While teachers work long hours, sometimes taking their work home with them, the changes are here to stay and they understand it, Miller explained.
“They don’t know what’s going to be on social media,” Miller said. “It could be positive. It could be not-so-positive, and teachers deal with this on a daily basis. I know what the teachers are doing, and I know the work they put in and the passion they have. But there are not too many professions that have to deal with that daily.
“It’s part of life, positive and negative, but our educators come back the next day,” he added. “And that’s one thing I’m proud of; they will come back every day, doing the same job, knowing there are different opinions, and it’s OK to have different opinions.”
Forward thinking saves the day
Maricopa Unified School District has a progressive view on computers and their use in the classroom.
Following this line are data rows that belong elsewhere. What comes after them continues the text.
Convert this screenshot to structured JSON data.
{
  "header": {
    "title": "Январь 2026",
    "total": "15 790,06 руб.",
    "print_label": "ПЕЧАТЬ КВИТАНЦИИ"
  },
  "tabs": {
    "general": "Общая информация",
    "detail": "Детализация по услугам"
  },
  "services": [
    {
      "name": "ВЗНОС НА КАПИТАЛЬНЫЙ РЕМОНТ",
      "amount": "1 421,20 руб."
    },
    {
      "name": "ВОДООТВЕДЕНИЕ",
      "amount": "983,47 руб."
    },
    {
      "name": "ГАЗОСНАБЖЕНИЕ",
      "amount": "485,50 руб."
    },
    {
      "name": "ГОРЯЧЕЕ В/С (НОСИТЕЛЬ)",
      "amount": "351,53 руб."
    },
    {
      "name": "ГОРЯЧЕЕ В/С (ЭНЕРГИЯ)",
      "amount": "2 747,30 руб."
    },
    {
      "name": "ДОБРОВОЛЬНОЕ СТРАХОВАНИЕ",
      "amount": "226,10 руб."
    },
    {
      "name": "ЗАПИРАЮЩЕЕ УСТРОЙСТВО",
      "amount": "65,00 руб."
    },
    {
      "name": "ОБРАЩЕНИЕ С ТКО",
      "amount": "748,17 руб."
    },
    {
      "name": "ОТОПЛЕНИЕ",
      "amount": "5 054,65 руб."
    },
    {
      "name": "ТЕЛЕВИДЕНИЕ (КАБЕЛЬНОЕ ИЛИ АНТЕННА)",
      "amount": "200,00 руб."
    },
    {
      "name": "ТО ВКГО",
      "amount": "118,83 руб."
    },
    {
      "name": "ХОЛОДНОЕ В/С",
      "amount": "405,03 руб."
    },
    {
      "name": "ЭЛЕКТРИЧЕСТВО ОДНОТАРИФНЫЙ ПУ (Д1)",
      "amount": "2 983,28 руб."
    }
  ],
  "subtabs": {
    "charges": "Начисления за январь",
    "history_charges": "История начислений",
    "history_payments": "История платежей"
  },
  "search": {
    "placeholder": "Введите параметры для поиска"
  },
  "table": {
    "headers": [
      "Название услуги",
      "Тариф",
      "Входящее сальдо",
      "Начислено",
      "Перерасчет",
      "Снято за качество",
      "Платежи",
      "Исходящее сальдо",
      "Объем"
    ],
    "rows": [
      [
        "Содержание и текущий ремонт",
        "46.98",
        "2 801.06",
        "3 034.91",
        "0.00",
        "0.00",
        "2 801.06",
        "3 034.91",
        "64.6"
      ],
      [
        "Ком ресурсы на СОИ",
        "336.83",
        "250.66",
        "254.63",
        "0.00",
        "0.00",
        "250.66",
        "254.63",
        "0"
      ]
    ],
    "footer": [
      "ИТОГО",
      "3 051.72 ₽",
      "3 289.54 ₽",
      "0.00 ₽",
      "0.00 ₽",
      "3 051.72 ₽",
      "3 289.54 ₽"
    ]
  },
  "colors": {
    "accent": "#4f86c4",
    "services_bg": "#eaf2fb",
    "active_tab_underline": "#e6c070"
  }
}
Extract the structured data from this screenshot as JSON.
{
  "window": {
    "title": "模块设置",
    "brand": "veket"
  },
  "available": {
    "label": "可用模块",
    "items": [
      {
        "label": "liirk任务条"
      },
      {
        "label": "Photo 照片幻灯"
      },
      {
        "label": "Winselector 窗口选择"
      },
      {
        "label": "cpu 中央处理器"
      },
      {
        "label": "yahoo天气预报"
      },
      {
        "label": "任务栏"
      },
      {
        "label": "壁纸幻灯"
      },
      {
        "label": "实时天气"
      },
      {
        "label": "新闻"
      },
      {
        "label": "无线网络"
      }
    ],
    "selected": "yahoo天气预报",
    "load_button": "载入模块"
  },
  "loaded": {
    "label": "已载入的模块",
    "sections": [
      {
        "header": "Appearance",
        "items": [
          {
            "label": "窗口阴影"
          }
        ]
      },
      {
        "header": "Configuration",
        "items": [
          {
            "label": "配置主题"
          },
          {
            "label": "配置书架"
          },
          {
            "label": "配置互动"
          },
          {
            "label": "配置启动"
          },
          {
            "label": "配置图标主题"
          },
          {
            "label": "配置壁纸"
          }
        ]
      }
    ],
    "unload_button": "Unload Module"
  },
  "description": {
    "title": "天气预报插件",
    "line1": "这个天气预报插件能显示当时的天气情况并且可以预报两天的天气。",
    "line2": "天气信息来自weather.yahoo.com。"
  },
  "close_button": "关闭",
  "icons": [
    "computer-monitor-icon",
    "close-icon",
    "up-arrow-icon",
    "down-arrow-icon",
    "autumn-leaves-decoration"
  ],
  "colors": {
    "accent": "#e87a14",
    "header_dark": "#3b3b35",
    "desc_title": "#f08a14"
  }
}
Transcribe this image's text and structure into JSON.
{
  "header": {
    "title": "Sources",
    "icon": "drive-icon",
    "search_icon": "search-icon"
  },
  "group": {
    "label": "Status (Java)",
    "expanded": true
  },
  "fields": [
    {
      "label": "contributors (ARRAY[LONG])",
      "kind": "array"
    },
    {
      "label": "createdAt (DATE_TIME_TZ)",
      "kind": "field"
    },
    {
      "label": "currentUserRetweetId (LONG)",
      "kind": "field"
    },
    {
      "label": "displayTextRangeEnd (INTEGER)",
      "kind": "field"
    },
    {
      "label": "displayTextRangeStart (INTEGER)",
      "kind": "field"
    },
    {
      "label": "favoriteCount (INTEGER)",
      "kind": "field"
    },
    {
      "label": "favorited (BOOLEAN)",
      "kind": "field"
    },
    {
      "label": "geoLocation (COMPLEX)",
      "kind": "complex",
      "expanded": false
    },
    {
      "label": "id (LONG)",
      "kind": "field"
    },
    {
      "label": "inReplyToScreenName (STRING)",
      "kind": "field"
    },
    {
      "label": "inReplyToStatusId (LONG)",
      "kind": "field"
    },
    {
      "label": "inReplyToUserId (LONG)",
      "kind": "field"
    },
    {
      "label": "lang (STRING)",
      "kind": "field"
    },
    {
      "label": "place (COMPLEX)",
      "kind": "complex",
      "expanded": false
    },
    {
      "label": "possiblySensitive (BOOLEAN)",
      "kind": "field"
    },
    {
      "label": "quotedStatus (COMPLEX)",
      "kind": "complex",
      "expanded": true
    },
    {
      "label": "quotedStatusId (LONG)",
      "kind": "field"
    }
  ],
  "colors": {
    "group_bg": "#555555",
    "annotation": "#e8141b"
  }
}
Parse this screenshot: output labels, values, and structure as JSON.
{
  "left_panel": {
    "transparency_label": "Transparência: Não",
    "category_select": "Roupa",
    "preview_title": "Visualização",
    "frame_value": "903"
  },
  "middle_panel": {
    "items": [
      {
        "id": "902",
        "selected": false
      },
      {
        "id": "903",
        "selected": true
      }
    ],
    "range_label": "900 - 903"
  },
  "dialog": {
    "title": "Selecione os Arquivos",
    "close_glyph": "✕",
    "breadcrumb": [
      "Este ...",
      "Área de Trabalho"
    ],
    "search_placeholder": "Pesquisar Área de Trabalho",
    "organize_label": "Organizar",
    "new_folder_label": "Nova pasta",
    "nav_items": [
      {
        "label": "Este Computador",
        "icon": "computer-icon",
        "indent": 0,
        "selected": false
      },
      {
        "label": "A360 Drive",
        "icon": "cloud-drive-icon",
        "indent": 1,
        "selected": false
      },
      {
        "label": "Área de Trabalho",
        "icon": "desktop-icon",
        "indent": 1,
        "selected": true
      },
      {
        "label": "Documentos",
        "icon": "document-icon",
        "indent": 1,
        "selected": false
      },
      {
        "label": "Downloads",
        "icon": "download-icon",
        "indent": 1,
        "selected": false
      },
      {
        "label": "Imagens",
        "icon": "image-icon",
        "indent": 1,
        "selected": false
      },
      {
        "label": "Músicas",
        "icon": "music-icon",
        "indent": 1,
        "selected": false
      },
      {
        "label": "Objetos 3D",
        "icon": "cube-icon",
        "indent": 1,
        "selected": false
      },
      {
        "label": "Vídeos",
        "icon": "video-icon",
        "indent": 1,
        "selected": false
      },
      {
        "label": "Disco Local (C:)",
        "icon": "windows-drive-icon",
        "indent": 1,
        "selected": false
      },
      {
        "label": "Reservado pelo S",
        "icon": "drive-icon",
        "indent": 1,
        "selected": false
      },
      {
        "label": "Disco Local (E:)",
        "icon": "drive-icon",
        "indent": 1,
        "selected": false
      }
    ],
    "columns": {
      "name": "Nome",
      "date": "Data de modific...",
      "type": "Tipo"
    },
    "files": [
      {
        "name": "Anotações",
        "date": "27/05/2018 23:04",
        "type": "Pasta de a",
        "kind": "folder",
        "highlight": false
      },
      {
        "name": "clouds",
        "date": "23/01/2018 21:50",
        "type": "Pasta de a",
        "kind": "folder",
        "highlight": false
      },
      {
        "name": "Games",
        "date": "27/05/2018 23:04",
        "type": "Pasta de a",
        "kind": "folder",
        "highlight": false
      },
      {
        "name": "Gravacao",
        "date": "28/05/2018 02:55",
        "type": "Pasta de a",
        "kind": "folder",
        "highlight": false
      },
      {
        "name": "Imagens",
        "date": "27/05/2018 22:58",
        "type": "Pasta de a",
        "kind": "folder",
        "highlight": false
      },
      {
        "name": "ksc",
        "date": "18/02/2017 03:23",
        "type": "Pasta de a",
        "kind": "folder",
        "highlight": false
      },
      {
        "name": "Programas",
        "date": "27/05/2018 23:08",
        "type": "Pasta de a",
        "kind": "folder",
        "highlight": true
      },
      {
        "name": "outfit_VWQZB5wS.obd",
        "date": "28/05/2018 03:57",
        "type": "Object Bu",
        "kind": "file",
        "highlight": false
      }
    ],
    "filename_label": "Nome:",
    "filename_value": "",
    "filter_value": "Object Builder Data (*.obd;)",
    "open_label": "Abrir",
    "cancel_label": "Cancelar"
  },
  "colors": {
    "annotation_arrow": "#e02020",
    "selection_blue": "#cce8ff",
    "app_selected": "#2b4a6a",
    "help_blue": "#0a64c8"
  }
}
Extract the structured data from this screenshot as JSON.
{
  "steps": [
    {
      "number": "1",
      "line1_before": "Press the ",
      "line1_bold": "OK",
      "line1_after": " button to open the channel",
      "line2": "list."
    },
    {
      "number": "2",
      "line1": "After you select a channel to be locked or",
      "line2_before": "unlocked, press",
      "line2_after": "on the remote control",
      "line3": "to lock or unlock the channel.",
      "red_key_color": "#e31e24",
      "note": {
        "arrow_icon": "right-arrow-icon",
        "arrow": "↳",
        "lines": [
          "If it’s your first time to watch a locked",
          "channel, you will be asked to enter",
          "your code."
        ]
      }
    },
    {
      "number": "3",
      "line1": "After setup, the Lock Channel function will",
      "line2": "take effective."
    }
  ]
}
In 2019, before anyone knew COVID-19 was lurking, MUSD committed to ensuring each student had access to a laptop computer.
“You talk about preparing for what was coming,” Miller said. “We really were prepared for that. We had laptops for the kids, whether they were in person or at home. It was such a key to have that, and through several community partnerships, we’re able to do that one-to-one, and I’m proud to say it was great for our district.
“There are a lot of districts doing it now,” he noted. “But MUSD started this before COVID, and we were ahead of the game when it came to that whole technology part of COVID.”
While many school systems across the country were trying to procure laptops during the pandemic and supply chain shortages, Maricopa had the equipment it needed to educate the city’s children.
The only challenge that remained was one of proximity. Teachers had to relate to and educate their students virtually.
“They had to adjust,” Miller said. “But by focusing on keeping students’ attention, and with some of those strategies they used in the classroom, they figured out how to expand those practices to online and keep kids’ attention at home while they were teaching from the classroom or their home was definitely a challenge.”
The result was that when kids came back to in-person learning, the student body was relatively up to date, according to Miller.
“For the most part, they’ve come through with flying colors,” he said. “There are still struggles, but the kids are doing well, and particularly the staff, they still have that student-first attitude and, and yes, some of those adjustments had to be made online, but the staff didn’t give up.
“They just did it. I’m so proud of that.”
MUSD’s decision to move forward with technology also is an indicator of the future.
“We’re getting back to regular after COVID, but through those three years of COVID, if there’s any positive, the technology that was used has prepared us for what we’re doing now,” Miller said.
A personal touch
Technology and computers will always be an important part of the educational process, but for Miller, it will never surpass the importance of personal relationships built with past students and members of the community.
“I see it every year as the kids graduate from high school,” Miller said. “It’s always fun for us regardless of whether those kids came from Maricopa Wells or Desert Wind to look and see our kids, the scholarships they’re achieving, and to see where they’re headed from high school.”
Miller is proud of past students’ education and even more so when they entrust their own children’s education to him.
“And that’s the biggest thing for me,” he said. “I love it when I see the kids end up successful like that. But I have kids I taught in middle school who are now adults, and their kids are coming through our school.
“That’s awesome. For me, that’s how those positive relationships are built, having the kids come back, bringing their kids back to the same school they went to.”
“I’m rooting for all the kids, regardless of what school they go to,” Miller said. “To see them turn into successful high school students and then adults, makes all the effort worthwhile.”
This content was first published in the July edition of InMaricopa magazine.